From the beginning of the separation process to the final dissolution of a marriage, both parts of a couple, typically, will experience a great deal of stress. Most Massachusetts couples in this situation face many difficult decisions as well as a general upheaval of their accustomed lifestyle. Unfortunately, sometimes, while a person is going through the divorce process, he or she encounters additional challenges, such as a job loss. Other than the obvious fallout from employment loss, people finding themselves in this situation during divorce negotiations may worry about how the courts will handle the change in financial circumstances.
Probably any divorcing Massachusetts couple will attest to the fact that once the decision to split has been made, everyone involved begins a process that is often lengthy, stressful and fraught with challenges. During this difficult period, with all the issues that must be considered, people sometimes overlook important areas that will change with the divorce, such as insurance coverage. Divorcing individuals should be sure to review all insurance policies and prepare for any changes that will happen with the change in their marital status.
Couples who have decided to end their marriage face various important decisions in the upcoming months, depending on their life circumstances. However, for many people, child support and/or spousal support negotiations demand a significant portion of time during the divorce process. Laws regarding how courts determine each person's level of obligation vary from state to state, but divorcing Massachusetts individuals can benefit from knowing the following general guidelines.
For many, having to end a marriage brings their dreams crashing down. It is not unusual for one party to want a divorce more than the other, and as a result, it is also not uncommon for at least one person to feel some emotional turmoil. However, letting these emotions play an important part in decision-making during legal proceedings is not wise.
In the event of divorce, each party must make important decisions in various aspects of their lives: living arrangements, financial support, children, etc. Typically, if spousal support is to be determined, the divorcing couple will discuss it later in the proceedings, as the plan for division of property and other assets should be in place first. Massachusetts divorcing couples would be wise to know some points about spousal support, including how it is calculated and what can be done if the payor fails to follow through or either party's circumstances change.
Most Massachusetts couples will likely agree that trust is one of the most important components of a healthy relationship. When two people decide to divorce, no matter the reason, in most cases, either prior to or during the divorce process, trust is eroded to some degree. When trust is depleted or absent, one party in a divorce may attempt to hide assets from the other. A financial expert offers advice for uncovering such hidden assets, since doing so will increase the likelihood that both parties will be treated fairly in the divorce.
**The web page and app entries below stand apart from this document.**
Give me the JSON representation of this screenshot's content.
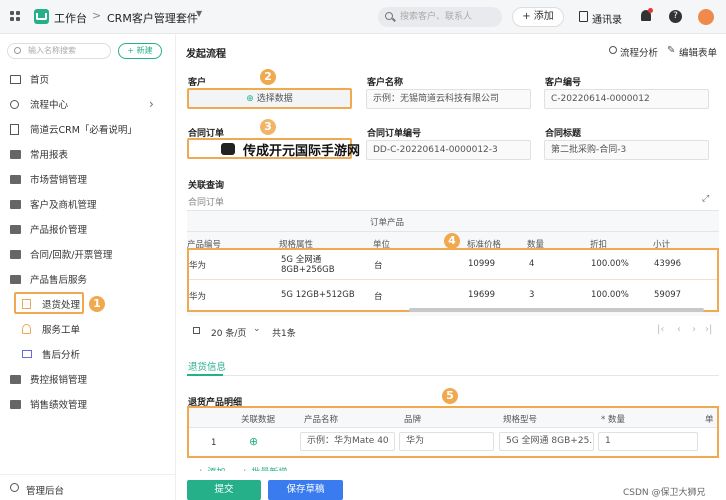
{
  "topbar": {
    "workspace": "工作台",
    "breadcrumb_sep": ">",
    "app_title": "CRM客户管理套件",
    "search_placeholder": "搜索客户、联系人",
    "add_label": "+ 添加",
    "contacts_label": "通讯录"
  },
  "sidebar": {
    "search_placeholder": "输入名称搜索",
    "new_label": "+ 新建",
    "items": [
      {
        "label": "首页"
      },
      {
        "label": "流程中心"
      },
      {
        "label": "简道云CRM「必看说明」"
      },
      {
        "label": "常用报表"
      },
      {
        "label": "市场营销管理"
      },
      {
        "label": "客户及商机管理"
      },
      {
        "label": "产品报价管理"
      },
      {
        "label": "合同/回款/开票管理"
      },
      {
        "label": "产品售后服务"
      },
      {
        "label": "退货处理"
      },
      {
        "label": "服务工单"
      },
      {
        "label": "售后分析"
      },
      {
        "label": "费控报销管理"
      },
      {
        "label": "销售绩效管理"
      }
    ],
    "footer": "管理后台"
  },
  "main": {
    "title": "发起流程",
    "flow_analysis": "流程分析",
    "edit_form": "编辑表单",
    "customer_label": "客户",
    "select_data": "选择数据",
    "customer_name_label": "客户名称",
    "customer_name_value": "示例：无锡简道云科技有限公司",
    "customer_no_label": "客户编号",
    "customer_no_value": "C-20220614-0000012",
    "contract_label": "合同订单",
    "contract_no_label": "合同订单编号",
    "contract_no_value": "DD-C-20220614-0000012-3",
    "contract_title_label": "合同标题",
    "contract_title_value": "第二批采购-合同-3",
    "related_query": "关联查询",
    "contract_order": "合同订单",
    "watermark": "传成开元国际手游网",
    "group_header": "订单产品",
    "table_headers": [
      "产品编号",
      "规格属性",
      "单位",
      "标准价格",
      "数量",
      "折扣",
      "小计"
    ],
    "rows": [
      {
        "code": "华为",
        "spec1": "5G 全网通",
        "spec2": "8GB+256GB",
        "unit": "台",
        "price": "10999",
        "qty": "4",
        "discount": "100.00%",
        "subtotal": "43996"
      },
      {
        "code": "华为",
        "spec1": "5G 12GB+512GB",
        "spec2": "",
        "unit": "台",
        "price": "19699",
        "qty": "3",
        "discount": "100.00%",
        "subtotal": "59097"
      }
    ],
    "page_size": "20 条/页",
    "total": "共1条",
    "tab_return": "退货信息",
    "return_detail_label": "退货产品明细",
    "return_headers": [
      "关联数据",
      "产品名称",
      "品牌",
      "规格型号",
      "* 数量",
      "单"
    ],
    "return_row": {
      "index": "1",
      "name": "示例：华为Mate 40",
      "brand": "华为",
      "spec": "5G 全网通 8GB+25...",
      "qty": "1"
    },
    "add_link": "+ 添加",
    "batch_link": "+ 批量新增",
    "submit": "提交",
    "save_draft": "保存草稿",
    "credit": "CSDN @保卫大狮兄"
  },
  "markers": [
    "1",
    "2",
    "3",
    "4",
    "5"
  ],
  "colors": {
    "accent": "#26b08a",
    "submit": "#26b08a",
    "draft": "#3a7cf0",
    "highlight": "#f0a94e"
  }
}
Many Massachusetts residents know about the changes to the tax treatment of alimony payments under the Tax Cuts and Jobs Act. As of Jan. 1, 2019, alimony payments are no longer considered tax deductible for the payer nor taxable for the recipient. However, the new law applies only to new agreements signed on or after the first of this year or older agreements that have been modified after Jan. 1, 2019. For all others, for tax purposes, it is important to know exactly what is considered alimony, otherwise known as spousal support.
Although many people think of the typical divorcing couple as young to perhaps middle-aged, in recent years, more older people are deciding to end their marriage. According to statistics, the rate of older adults divorcing has increased significantly, prompting a special term for this situation: "gray divorce." The trend may be due to greater financial independence of women in recent generations, empty-nest syndrome or other factors, but whatever the reason, Massachusetts couples making this decision later in life need to be aware of the potential effects of the divorce on their retirement plans.
Massachusetts couples who have decided to split have a great deal to think about from the moment they make that crucial decision to end their marriage to the day they receive their final papers stating their union has been legally dissolved. Many individuals would likely say that child support is one of the more challenging issues to negotiate during the divorce process. For some people, alimony can be an equally contentious topic, particularly if the split is less than amicable. Divorcing individuals who need to visit this topic are smart to know the facts before the discussion begins.
During a separation, or even when a couple is contemplating a split, both individuals tend to experience higher than normal levels of stress. People may be concerned about future living arrangements, effects on children and many other aspects. Many individuals have particular concerns about the effect of the divorce on their financial well-being, now and in future. Massachusetts residents who are considering or going through a divorce are wise to be sure they are well-informed in several different areas of their financial situation in order to make smart decisions throughout the divorce process and into their future. One financial expert explains several categories to evaluate: assets, liabilities, income and expenses.